What the task asks:
Below are the records; copy each line in them that holds the word "true".

Exercise inputs:
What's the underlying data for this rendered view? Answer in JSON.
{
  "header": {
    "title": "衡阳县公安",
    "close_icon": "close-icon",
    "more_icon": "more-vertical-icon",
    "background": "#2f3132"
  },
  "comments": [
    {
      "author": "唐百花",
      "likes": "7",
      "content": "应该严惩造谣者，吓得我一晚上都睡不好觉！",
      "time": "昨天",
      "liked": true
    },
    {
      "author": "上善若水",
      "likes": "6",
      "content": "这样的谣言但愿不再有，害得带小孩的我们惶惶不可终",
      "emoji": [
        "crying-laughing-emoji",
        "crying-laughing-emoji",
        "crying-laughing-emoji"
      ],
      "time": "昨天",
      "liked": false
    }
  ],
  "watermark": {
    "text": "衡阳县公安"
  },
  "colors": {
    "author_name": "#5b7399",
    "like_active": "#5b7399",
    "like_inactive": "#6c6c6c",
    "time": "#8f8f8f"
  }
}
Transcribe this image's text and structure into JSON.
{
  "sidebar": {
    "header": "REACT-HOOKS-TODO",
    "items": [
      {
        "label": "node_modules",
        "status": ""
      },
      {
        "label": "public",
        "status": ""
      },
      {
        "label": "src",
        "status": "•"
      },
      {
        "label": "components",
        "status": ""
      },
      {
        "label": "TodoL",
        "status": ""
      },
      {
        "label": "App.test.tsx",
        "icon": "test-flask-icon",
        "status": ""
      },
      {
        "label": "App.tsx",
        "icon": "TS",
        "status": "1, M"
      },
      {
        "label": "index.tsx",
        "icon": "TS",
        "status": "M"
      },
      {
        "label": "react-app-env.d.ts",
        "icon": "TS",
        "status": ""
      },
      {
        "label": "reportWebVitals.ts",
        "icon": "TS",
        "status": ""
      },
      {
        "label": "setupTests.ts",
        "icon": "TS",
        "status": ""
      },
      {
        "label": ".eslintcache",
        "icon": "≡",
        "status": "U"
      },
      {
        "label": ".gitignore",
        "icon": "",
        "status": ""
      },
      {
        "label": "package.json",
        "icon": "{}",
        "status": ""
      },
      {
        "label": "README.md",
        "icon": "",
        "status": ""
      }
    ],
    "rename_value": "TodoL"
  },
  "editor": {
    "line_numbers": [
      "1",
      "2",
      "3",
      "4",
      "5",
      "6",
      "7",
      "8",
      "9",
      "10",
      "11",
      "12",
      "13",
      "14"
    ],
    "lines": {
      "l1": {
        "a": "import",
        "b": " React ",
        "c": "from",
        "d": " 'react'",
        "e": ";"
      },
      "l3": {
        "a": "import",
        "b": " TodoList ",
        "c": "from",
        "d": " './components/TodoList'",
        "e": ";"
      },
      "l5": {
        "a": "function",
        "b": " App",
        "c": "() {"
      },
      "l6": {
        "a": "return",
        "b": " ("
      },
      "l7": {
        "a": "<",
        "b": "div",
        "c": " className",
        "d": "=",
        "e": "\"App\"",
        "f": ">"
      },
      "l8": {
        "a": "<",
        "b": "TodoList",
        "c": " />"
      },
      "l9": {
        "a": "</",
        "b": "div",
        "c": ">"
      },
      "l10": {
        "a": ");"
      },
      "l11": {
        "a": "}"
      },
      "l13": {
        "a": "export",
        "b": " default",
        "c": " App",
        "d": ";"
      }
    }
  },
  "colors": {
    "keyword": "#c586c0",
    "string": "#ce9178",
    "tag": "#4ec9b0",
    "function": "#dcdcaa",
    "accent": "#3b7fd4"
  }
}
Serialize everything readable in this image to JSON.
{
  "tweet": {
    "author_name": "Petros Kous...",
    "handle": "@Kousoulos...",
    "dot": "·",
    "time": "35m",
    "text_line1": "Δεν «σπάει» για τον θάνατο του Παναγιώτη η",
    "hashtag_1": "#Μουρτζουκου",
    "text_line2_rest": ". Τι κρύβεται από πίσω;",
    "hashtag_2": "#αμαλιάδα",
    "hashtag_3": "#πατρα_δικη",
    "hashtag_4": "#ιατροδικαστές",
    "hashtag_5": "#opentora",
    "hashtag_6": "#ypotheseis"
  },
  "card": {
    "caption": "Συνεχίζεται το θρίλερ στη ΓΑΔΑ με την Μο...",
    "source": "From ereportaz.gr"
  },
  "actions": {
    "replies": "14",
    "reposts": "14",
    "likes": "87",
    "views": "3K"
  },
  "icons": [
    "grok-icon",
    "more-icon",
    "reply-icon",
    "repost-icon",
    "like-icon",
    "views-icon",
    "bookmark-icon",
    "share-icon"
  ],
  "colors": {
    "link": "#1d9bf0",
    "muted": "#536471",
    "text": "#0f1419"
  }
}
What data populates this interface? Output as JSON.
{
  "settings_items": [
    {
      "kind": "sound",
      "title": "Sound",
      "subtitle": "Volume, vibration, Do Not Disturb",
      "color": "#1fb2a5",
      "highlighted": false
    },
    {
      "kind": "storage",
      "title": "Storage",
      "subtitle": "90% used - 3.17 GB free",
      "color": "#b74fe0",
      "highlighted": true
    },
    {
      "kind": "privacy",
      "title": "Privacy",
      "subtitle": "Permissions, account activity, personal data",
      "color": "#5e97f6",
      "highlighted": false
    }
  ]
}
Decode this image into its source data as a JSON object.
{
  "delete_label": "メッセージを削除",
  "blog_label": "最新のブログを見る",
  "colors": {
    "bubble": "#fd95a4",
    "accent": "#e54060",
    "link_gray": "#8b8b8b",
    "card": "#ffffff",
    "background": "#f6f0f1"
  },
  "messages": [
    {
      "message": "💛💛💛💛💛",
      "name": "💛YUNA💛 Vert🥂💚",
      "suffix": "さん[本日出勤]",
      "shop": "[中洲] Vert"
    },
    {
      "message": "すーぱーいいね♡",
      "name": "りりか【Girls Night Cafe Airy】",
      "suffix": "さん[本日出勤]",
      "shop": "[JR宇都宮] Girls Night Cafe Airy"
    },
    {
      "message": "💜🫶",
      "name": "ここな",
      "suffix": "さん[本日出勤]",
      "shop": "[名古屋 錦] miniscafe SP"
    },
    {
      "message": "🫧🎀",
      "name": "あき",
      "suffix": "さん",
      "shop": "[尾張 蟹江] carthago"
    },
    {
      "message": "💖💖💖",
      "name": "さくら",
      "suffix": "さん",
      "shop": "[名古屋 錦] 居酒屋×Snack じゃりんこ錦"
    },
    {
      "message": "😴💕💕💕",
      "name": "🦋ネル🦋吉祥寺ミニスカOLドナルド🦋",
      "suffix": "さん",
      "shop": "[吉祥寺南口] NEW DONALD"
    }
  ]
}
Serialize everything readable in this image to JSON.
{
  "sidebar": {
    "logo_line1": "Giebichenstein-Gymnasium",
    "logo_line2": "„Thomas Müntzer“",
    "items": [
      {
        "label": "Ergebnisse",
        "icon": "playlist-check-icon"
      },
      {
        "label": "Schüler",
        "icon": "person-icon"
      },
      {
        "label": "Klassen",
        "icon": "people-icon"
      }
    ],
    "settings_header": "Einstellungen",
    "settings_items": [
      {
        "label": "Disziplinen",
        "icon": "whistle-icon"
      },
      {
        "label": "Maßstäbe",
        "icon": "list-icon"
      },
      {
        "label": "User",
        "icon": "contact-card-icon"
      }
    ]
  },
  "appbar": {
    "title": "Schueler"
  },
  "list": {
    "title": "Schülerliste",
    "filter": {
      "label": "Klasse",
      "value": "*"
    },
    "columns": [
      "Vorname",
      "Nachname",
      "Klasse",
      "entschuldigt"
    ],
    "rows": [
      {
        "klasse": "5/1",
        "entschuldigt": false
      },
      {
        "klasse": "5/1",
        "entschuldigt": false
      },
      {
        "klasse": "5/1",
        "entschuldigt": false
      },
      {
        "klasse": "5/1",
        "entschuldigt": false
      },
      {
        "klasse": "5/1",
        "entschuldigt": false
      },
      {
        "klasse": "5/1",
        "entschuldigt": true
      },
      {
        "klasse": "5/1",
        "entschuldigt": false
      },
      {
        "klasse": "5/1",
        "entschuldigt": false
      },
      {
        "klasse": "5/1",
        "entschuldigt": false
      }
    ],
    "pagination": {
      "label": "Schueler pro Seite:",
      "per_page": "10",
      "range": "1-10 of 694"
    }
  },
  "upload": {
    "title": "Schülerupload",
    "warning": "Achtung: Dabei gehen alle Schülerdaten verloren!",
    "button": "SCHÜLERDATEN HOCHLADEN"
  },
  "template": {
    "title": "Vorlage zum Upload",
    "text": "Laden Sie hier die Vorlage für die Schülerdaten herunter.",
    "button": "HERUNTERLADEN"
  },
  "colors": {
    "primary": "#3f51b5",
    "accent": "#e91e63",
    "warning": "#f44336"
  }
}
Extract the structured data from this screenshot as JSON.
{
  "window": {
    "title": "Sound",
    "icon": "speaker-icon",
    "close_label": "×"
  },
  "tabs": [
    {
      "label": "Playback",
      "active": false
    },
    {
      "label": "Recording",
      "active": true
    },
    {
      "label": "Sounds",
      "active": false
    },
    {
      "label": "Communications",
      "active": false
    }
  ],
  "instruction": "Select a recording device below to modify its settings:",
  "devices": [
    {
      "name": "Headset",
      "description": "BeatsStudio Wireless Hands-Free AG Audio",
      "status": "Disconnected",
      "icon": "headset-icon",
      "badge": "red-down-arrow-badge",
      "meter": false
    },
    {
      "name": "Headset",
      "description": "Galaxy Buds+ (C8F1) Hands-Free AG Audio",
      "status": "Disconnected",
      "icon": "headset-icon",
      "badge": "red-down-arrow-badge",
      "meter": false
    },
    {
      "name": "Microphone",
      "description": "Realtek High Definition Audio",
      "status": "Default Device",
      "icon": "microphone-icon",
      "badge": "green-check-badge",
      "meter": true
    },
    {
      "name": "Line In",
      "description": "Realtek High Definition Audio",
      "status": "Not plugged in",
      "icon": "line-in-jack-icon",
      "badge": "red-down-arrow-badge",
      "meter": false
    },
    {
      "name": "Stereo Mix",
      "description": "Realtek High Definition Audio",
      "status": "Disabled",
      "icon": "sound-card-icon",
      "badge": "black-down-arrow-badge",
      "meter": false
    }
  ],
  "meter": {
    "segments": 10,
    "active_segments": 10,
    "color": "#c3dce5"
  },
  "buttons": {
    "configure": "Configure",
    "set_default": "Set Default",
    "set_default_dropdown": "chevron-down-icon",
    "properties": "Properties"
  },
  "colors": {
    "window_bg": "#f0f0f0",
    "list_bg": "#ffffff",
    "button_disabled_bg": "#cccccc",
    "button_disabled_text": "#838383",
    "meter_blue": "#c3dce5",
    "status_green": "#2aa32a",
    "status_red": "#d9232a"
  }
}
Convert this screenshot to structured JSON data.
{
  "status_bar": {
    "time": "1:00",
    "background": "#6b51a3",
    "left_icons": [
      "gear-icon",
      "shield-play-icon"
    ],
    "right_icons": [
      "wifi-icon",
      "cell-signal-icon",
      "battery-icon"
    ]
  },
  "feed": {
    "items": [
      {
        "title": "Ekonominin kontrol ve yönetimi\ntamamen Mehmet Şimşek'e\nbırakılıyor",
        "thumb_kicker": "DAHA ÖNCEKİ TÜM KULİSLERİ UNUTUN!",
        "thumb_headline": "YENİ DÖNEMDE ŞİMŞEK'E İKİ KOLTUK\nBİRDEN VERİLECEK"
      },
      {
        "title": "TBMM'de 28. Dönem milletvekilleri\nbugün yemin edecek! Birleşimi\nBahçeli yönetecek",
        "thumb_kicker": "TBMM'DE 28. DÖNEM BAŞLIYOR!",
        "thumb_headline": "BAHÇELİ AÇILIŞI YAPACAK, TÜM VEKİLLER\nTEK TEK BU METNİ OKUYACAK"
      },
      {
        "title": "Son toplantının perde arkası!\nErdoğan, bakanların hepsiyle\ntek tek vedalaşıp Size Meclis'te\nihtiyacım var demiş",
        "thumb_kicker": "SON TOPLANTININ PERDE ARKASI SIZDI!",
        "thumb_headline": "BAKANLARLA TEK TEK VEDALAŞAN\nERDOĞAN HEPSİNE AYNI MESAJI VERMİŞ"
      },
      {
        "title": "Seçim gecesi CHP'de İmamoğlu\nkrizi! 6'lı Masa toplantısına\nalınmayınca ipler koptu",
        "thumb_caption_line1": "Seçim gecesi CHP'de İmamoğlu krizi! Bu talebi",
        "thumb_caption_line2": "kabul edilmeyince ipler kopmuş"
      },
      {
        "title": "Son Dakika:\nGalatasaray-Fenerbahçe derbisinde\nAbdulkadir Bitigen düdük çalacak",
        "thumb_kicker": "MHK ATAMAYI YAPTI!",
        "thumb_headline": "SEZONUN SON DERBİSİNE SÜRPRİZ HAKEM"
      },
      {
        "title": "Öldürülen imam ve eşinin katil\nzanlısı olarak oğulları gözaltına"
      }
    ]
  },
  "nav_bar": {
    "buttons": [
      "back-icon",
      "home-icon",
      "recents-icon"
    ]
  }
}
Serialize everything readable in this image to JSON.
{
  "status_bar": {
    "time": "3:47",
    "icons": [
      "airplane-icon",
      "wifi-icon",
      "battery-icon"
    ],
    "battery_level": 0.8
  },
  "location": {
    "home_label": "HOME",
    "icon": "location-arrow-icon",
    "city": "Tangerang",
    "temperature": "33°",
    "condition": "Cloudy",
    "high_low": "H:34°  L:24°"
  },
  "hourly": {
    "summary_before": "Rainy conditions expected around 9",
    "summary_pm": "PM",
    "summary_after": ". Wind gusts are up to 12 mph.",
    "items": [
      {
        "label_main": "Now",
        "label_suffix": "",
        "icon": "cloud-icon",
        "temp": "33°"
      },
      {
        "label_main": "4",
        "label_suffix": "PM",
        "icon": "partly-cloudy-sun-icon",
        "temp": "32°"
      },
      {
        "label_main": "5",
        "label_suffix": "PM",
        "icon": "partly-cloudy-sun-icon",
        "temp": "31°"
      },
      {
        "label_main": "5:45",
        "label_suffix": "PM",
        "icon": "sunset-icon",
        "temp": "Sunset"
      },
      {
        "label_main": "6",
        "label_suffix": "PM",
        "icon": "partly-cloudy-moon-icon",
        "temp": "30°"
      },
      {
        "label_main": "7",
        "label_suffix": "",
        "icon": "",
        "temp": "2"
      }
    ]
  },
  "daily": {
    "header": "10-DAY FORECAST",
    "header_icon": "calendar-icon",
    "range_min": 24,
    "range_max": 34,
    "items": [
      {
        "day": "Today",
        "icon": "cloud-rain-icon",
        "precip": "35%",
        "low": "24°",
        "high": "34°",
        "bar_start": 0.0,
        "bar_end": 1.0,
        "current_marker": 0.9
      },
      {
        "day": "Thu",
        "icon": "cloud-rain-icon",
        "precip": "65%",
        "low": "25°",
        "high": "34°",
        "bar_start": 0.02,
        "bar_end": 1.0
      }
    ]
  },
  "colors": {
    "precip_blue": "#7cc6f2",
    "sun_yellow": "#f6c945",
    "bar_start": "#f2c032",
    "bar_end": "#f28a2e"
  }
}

Exercise result:
      "liked": true
      "highlighted": true
        "entschuldigt": true
      "active": true
      "meter": true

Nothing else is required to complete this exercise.